Every time I read a novel set in the southeastern United States, I feel like I’m reading an anthropology textbook. Those people live in the same country I do, but they may as well live on another planet.
In The Girl Who Stopped Swimming, Joshilyn Jackson introduces us to DeLop, Alabama, a mining town without a working mine, in which the shacks have big holes in the roof and generations of filthy children spend their days wiping their snotty noses on their raggedy shirts and don’t much go to school, and everyone talks like they’re on the Jerry Springer show, only far less cogently. Jackson explains in the acknowledgements that the name is fictional but the town is real.
Is it? Can someone who lives down yonder verify the existence of such places? Because there’s just nothing like that here in Latte Land. For the most part, poor children in Seattle attend public schools, where they receive free breakfast and lunch, and even if they have a deadbeat parent who is passed out drunk or stoned on the couch when they get home, there’s a relatively intact roof over them.
There is a homeless population, of course, as there is in any big city. But the problem is not ignored, as is Jackson’s DeLop. Indeed, endless, caterwauling soul searching about homelessness goes on everywhere, from the government to the do-gooder non-profits to the columnists in the Times. The problem seems quite intractable, but the population is transient, by definition. Quite unlike the trapped-forever residents of DeLop.
It’s not that I really doubt its existence. I’ve seen pictures of rural southern poverty. But somehow in my head that environment exists in the past, before the New Deal and the Great Society and Bobby Kennedy.
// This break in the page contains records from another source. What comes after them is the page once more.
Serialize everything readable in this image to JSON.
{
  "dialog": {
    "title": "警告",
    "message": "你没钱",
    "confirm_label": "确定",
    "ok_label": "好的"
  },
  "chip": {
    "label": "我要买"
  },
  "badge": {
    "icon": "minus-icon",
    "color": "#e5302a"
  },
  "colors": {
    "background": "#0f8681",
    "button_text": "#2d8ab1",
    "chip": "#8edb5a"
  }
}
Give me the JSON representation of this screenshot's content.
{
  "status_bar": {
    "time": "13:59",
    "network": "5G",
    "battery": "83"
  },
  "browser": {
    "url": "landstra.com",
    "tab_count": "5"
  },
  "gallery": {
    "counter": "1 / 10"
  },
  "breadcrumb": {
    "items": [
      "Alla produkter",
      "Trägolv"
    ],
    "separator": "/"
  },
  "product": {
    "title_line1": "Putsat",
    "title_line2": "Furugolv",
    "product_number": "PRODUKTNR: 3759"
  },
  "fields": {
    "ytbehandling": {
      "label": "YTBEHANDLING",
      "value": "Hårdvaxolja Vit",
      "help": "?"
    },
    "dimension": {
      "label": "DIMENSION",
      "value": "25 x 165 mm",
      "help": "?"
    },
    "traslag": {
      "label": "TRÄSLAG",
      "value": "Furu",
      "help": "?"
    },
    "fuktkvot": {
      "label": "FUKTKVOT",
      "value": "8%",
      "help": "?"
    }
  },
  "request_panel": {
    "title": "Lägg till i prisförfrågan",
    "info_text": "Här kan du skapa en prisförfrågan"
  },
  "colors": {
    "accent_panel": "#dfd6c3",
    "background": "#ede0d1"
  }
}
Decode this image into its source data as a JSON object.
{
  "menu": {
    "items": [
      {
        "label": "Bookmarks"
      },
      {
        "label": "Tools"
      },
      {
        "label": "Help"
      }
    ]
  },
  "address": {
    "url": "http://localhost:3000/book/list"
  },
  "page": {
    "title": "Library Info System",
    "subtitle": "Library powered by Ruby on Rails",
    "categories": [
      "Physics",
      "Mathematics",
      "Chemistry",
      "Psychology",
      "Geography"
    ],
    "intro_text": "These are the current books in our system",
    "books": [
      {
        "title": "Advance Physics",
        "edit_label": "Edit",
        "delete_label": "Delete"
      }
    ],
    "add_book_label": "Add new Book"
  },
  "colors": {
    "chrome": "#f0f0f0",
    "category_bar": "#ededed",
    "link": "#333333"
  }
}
How could the richest nation in the world have a DeLop, Alabama? And yet, apparently, it does.